Archemix’ ARC1779 Granted Orphan Designation for the Treatment of TTP, a Life-Threatening Blood Disorder
CAMBRIDGE, Mass. – April 22, 2008 – Archemix Corp., a biotechnology company focused on discovering, developing and commercializing aptamer therapeutics for rare hematological diseases, today announced that ARC1779 has received orphan drug designation from the U.S. Food and Drug Administration. ARC1779, a novel aptamer therapeutic, is a first-in-class anti-platelet agent for the treatment of a rare, life-threatening blood disorder known as thrombotic thrombocytopenic purpura, or TTP. There is no drug approved for the treatment of TTP and acute episodes of TTP are associated with a significant mortality rate, estimated to be as high as 20 percent.
ARC1779 is currently in Phase 2 clinical development with a clinical trial designed to assess the safety, pharmacokinetics and pharmacodynamic effects of ARC1779 in approximately 28 patients with vWF-mediated platelet function disorders, including acute TTP.
“The designation of ARC1779 as an orphan drug underscores the importance of developing effective treatments for patients with TTP,” said Errol DeSouza, President and Chief Executive Officer, Archemix. “To date we have been encouraged by ARC1779’s early-stage clinical results, and we continue to believe it has the potential to offer a new and effective treatment in a disease for which there is currently no drug therapy available.”
ARC1779 is designed to bind to and inhibit a protein known as von Willebrand Factor (vWF) that protects the body from bleeding and blood clots and, therefore, the administration of ARC1779 potentially increases or restores platelet counts to normal levels reducing or eliminating the formation of blood clots that cause the morbidity and mortality associated with acute episodes of TTP. Patients suffering an acute episode of TTP experience widespread clotting and the resulting restriction of blood flow to critical organs such as the brain, kidneys and heart, which may cause strokes, seizures, kidney failure or heart attack.
About The Orphan Drug Act
The Orphan Drug Act of 1983 allows the FDA to grant orphan drug status to novel drugs or biologics that treat a rare disease or condition affecting fewer than 200,000 patients in the U.S. The Orphan Drug Act provides the drug developer with several financial benefits and incentives related to the orphan drug, including tax credits for clinical research costs, ability to apply for annual grant funding, clinical research trial design assistance, waiver of Prescription Drug User Fee Act (PDUFA) filing fees, and a seven-year period of U.S. marketing exclusivity if the drug is the first of its type approved for the specified indication.
Thrombotic thrombocytopenic purpura, or TTP, is a rare blood disorder that arises from uncontrolled activation of von Willebrand Factor (vWF), a protein which under normal conditions plays a key role in maintaining the normal balance between bleeding and clotting.
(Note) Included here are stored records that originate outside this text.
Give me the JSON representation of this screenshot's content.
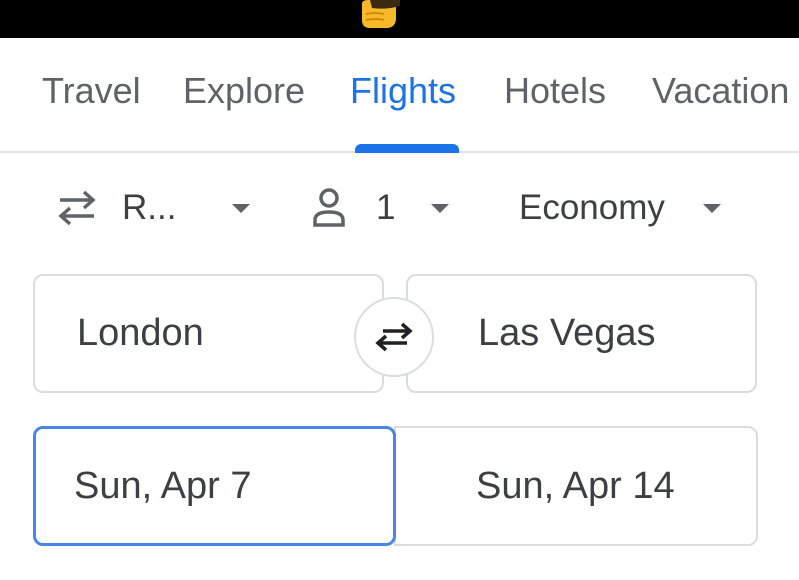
{
  "nav": {
    "tabs": [
      {
        "label": "Travel",
        "active": false
      },
      {
        "label": "Explore",
        "active": false
      },
      {
        "label": "Flights",
        "active": true
      },
      {
        "label": "Hotels",
        "active": false
      },
      {
        "label": "Vacation",
        "active": false
      }
    ],
    "active_color": "#1a73e8"
  },
  "search_options": {
    "trip_type": {
      "label": "R...",
      "icon": "round-trip-arrows-icon"
    },
    "passengers": {
      "label": "1",
      "icon": "person-icon"
    },
    "cabin_class": {
      "label": "Economy"
    }
  },
  "route": {
    "origin": "London",
    "destination": "Las Vegas",
    "swap_icon": "swap-arrows-icon"
  },
  "dates": {
    "departure": "Sun, Apr 7",
    "return": "Sun, Apr 14"
  },
  "colors": {
    "accent": "#1a73e8",
    "focused_border": "#4a86e8",
    "topbar": "#000000"
  }
}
In patients suffering from TTP, vWF binds excessively to platelets, causing excessive blood clots. These clots form throughout the circulation and can lead to serious medical consequences such as strokes, seizures, kidney failure and heart attack. Each year in the United States, between four and 11 new cases of TTP per million of the total population are diagnosed. There is no approved drug treatment for patients with TTP.
ARC1779, a pegylated aptamer consisting of 40 nucleotides, is Archemix’ lead product candidate for the treatment of TTP. ARC1779 is designed to inhibit the function of a protein called von Willebrand Factor, or vWF, which is, when activated, responsible for the adhesion, activation and aggregation of platelets.
In a Phase 1 trial conducted in 47 healthy volunteers, intravenous administration of ARC1779 demonstrated dose- and concentration-dependent inhibition of plasma vWF activity and platelet function. Furthermore, no serious adverse events were reported in the trial and no subject was withdrawn from the trial due to an adverse event. The key results of this trial were presented at the 2007 annual meeting of the American Heart Association, and were published in full in the journal Circulation in December, 2007.
Aptamers are synthetically-derived oligonucleotides, or short nucleic acid sequences, that bind to protein targets with high affinity and specificity and can be designed to have a specified duration of action. Aptamers represent an emerging class of potential therapeutic agents that Archemix believes may have broad application to treat a variety of human diseases.
Archemix is a biotechnology company focused on discovering, developing and commercializing aptamer therapeutics. Using Archemix’s proprietary processes for discovering aptamers, which are protected by its broad patent portfolio, Archemix is developing aptamer product candidates for rare hematological diseases. In addition, Archemix has licensed its intellectual property to third parties to develop their own aptamer product candidates. Currently, Archemix and its licensees are evaluating four different aptamer product candidates in human clinical trials; two in Phase 2 and two in Phase 1. To date, Archemix has licensed its intellectual property to discover and develop aptamer product candidates to nine biotechnology and pharmaceutical companies, including Pfizer, Merck Serono and Takeda Pharmaceuticals.